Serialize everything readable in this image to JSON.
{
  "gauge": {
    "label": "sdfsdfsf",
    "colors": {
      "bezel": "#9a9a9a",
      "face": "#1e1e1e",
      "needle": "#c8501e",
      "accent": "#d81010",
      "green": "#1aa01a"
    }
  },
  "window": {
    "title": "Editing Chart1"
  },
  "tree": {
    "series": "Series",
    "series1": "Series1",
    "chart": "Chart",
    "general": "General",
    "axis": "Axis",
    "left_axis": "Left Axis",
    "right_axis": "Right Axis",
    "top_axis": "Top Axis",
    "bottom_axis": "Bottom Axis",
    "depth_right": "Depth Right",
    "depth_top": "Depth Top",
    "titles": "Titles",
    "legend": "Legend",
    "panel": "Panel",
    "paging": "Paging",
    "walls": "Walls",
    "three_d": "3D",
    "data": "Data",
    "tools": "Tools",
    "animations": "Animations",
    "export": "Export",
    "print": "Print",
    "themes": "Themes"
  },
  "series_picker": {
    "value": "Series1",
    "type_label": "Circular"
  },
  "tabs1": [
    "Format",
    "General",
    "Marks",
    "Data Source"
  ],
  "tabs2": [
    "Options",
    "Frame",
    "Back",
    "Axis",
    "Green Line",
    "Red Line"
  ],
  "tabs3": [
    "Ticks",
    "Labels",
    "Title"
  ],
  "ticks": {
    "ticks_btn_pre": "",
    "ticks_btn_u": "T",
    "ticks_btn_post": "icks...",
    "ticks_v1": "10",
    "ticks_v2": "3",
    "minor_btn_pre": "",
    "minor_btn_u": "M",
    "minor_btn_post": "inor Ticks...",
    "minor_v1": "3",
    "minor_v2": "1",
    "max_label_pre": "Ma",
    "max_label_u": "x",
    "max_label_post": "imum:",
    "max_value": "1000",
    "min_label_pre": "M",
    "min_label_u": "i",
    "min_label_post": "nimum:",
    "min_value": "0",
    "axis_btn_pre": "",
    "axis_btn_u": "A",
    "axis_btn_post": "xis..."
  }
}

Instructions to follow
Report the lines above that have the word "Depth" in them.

Answer to the problem
    "depth_right": "Depth Right",
    "depth_top": "Depth Top",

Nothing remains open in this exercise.